• _Record excerpts_:
┌────────

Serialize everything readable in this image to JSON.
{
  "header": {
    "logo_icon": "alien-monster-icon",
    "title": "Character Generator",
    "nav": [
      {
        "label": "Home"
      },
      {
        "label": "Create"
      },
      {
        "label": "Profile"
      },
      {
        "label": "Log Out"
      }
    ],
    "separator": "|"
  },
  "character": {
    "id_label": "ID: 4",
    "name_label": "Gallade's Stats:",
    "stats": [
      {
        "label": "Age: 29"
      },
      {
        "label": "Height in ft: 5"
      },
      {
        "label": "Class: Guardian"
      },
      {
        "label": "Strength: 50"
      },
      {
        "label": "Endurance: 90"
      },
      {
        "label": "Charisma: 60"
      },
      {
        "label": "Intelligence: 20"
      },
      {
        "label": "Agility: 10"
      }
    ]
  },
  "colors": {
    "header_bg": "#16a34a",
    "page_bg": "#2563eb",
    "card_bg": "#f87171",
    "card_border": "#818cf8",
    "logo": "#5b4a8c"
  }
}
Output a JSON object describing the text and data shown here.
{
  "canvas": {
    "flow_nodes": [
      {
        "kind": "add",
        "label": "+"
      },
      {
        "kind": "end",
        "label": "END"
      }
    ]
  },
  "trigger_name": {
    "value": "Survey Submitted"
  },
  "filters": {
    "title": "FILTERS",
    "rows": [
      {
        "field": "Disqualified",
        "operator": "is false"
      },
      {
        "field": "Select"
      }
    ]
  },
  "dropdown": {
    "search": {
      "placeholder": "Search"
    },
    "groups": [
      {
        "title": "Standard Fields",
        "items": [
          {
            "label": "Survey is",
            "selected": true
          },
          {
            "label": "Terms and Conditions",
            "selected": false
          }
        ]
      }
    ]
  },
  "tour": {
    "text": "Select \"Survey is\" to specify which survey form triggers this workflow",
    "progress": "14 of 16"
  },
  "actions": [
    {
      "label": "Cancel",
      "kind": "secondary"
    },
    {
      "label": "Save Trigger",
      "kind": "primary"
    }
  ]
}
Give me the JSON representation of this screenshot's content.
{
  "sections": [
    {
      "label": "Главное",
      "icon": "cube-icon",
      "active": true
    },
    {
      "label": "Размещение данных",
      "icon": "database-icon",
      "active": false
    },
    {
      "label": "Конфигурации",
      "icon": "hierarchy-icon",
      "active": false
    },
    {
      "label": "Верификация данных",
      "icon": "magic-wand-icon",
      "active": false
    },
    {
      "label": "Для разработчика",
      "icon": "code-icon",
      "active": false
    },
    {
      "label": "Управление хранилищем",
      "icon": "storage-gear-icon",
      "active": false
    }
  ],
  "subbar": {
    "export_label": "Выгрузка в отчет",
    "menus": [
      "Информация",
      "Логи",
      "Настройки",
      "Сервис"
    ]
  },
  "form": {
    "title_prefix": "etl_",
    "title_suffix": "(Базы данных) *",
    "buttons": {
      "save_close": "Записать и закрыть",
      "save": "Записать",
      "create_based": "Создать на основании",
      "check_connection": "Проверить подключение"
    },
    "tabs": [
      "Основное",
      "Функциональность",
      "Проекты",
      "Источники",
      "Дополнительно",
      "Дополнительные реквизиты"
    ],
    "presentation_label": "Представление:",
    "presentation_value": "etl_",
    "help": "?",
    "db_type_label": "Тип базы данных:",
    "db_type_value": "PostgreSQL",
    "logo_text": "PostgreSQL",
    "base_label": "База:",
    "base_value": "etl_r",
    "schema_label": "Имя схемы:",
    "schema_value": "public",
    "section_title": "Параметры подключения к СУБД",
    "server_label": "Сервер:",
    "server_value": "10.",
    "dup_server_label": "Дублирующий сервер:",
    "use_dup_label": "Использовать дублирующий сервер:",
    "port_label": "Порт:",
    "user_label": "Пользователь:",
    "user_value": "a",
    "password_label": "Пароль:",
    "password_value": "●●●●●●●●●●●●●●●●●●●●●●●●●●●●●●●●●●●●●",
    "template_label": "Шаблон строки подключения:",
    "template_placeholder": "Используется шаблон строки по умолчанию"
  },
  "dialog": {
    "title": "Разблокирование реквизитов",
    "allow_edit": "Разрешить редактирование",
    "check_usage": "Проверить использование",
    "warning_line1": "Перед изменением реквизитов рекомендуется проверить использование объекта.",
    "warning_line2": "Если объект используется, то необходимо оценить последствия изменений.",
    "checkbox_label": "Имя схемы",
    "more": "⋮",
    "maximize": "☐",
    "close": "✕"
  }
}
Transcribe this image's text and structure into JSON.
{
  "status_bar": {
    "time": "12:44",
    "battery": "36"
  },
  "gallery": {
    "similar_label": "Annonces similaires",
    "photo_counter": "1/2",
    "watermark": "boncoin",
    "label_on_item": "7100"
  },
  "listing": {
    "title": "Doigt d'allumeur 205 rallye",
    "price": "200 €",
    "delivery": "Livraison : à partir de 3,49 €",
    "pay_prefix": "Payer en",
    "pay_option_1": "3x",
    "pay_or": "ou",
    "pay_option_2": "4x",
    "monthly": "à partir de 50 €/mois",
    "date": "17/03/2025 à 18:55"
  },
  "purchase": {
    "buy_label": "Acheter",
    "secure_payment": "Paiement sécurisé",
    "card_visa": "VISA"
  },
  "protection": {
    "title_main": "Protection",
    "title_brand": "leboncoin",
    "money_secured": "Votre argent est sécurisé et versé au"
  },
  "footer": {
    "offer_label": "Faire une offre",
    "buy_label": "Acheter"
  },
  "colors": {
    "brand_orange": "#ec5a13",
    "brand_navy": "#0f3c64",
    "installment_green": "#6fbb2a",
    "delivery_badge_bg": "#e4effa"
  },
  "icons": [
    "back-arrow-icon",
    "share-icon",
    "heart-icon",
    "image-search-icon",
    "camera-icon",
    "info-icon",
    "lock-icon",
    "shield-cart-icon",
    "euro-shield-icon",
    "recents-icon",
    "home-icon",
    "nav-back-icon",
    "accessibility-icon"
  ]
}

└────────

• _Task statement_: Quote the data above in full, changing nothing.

• _Response to the exercise_:
Serialize everything readable in this image to JSON.
{
  "header": {
    "logo_icon": "alien-monster-icon",
    "title": "Character Generator",
    "nav": [
      {
        "label": "Home"
      },
      {
        "label": "Create"
      },
      {
        "label": "Profile"
      },
      {
        "label": "Log Out"
      }
    ],
    "separator": "|"
  },
  "character": {
    "id_label": "ID: 4",
    "name_label": "Gallade's Stats:",
    "stats": [
      {
        "label": "Age: 29"
      },
      {
        "label": "Height in ft: 5"
      },
      {
        "label": "Class: Guardian"
      },
      {
        "label": "Strength: 50"
      },
      {
        "label": "Endurance: 90"
      },
      {
        "label": "Charisma: 60"
      },
      {
        "label": "Intelligence: 20"
      },
      {
        "label": "Agility: 10"
      }
    ]
  },
  "colors": {
    "header_bg": "#16a34a",
    "page_bg": "#2563eb",
    "card_bg": "#f87171",
    "card_border": "#818cf8",
    "logo": "#5b4a8c"
  }
}
Output a JSON object describing the text and data shown here.
{
  "canvas": {
    "flow_nodes": [
      {
        "kind": "add",
        "label": "+"
      },
      {
        "kind": "end",
        "label": "END"
      }
    ]
  },
  "trigger_name": {
    "value": "Survey Submitted"
  },
  "filters": {
    "title": "FILTERS",
    "rows": [
      {
        "field": "Disqualified",
        "operator": "is false"
      },
      {
        "field": "Select"
      }
    ]
  },
  "dropdown": {
    "search": {
      "placeholder": "Search"
    },
    "groups": [
      {
        "title": "Standard Fields",
        "items": [
          {
            "label": "Survey is",
            "selected": true
          },
          {
            "label": "Terms and Conditions",
            "selected": false
          }
        ]
      }
    ]
  },
  "tour": {
    "text": "Select \"Survey is\" to specify which survey form triggers this workflow",
    "progress": "14 of 16"
  },
  "actions": [
    {
      "label": "Cancel",
      "kind": "secondary"
    },
    {
      "label": "Save Trigger",
      "kind": "primary"
    }
  ]
}
Give me the JSON representation of this screenshot's content.
{
  "sections": [
    {
      "label": "Главное",
      "icon": "cube-icon",
      "active": true
    },
    {
      "label": "Размещение данных",
      "icon": "database-icon",
      "active": false
    },
    {
      "label": "Конфигурации",
      "icon": "hierarchy-icon",
      "active": false
    },
    {
      "label": "Верификация данных",
      "icon": "magic-wand-icon",
      "active": false
    },
    {
      "label": "Для разработчика",
      "icon": "code-icon",
      "active": false
    },
    {
      "label": "Управление хранилищем",
      "icon": "storage-gear-icon",
      "active": false
    }
  ],
  "subbar": {
    "export_label": "Выгрузка в отчет",
    "menus": [
      "Информация",
      "Логи",
      "Настройки",
      "Сервис"
    ]
  },
  "form": {
    "title_prefix": "etl_",
    "title_suffix": "(Базы данных) *",
    "buttons": {
      "save_close": "Записать и закрыть",
      "save": "Записать",
      "create_based": "Создать на основании",
      "check_connection": "Проверить подключение"
    },
    "tabs": [
      "Основное",
      "Функциональность",
      "Проекты",
      "Источники",
      "Дополнительно",
      "Дополнительные реквизиты"
    ],
    "presentation_label": "Представление:",
    "presentation_value": "etl_",
    "help": "?",
    "db_type_label": "Тип базы данных:",
    "db_type_value": "PostgreSQL",
    "logo_text": "PostgreSQL",
    "base_label": "База:",
    "base_value": "etl_r",
    "schema_label": "Имя схемы:",
    "schema_value": "public",
    "section_title": "Параметры подключения к СУБД",
    "server_label": "Сервер:",
    "server_value": "10.",
    "dup_server_label": "Дублирующий сервер:",
    "use_dup_label": "Использовать дублирующий сервер:",
    "port_label": "Порт:",
    "user_label": "Пользователь:",
    "user_value": "a",
    "password_label": "Пароль:",
    "password_value": "●●●●●●●●●●●●●●●●●●●●●●●●●●●●●●●●●●●●●",
    "template_label": "Шаблон строки подключения:",
    "template_placeholder": "Используется шаблон строки по умолчанию"
  },
  "dialog": {
    "title": "Разблокирование реквизитов",
    "allow_edit": "Разрешить редактирование",
    "check_usage": "Проверить использование",
    "warning_line1": "Перед изменением реквизитов рекомендуется проверить использование объекта.",
    "warning_line2": "Если объект используется, то необходимо оценить последствия изменений.",
    "checkbox_label": "Имя схемы",
    "more": "⋮",
    "maximize": "☐",
    "close": "✕"
  }
}
Transcribe this image's text and structure into JSON.
{
  "status_bar": {
    "time": "12:44",
    "battery": "36"
  },
  "gallery": {
    "similar_label": "Annonces similaires",
    "photo_counter": "1/2",
    "watermark": "boncoin",
    "label_on_item": "7100"
  },
  "listing": {
    "title": "Doigt d'allumeur 205 rallye",
    "price": "200 €",
    "delivery": "Livraison : à partir de 3,49 €",
    "pay_prefix": "Payer en",
    "pay_option_1": "3x",
    "pay_or": "ou",
    "pay_option_2": "4x",
    "monthly": "à partir de 50 €/mois",
    "date": "17/03/2025 à 18:55"
  },
  "purchase": {
    "buy_label": "Acheter",
    "secure_payment": "Paiement sécurisé",
    "card_visa": "VISA"
  },
  "protection": {
    "title_main": "Protection",
    "title_brand": "leboncoin",
    "money_secured": "Votre argent est sécurisé et versé au"
  },
  "footer": {
    "offer_label": "Faire une offre",
    "buy_label": "Acheter"
  },
  "colors": {
    "brand_orange": "#ec5a13",
    "brand_navy": "#0f3c64",
    "installment_green": "#6fbb2a",
    "delivery_badge_bg": "#e4effa"
  },
  "icons": [
    "back-arrow-icon",
    "share-icon",
    "heart-icon",
    "image-search-icon",
    "camera-icon",
    "info-icon",
    "lock-icon",
    "shield-cart-icon",
    "euro-shield-icon",
    "recents-icon",
    "home-icon",
    "nav-back-icon",
    "accessibility-icon"
  ]
}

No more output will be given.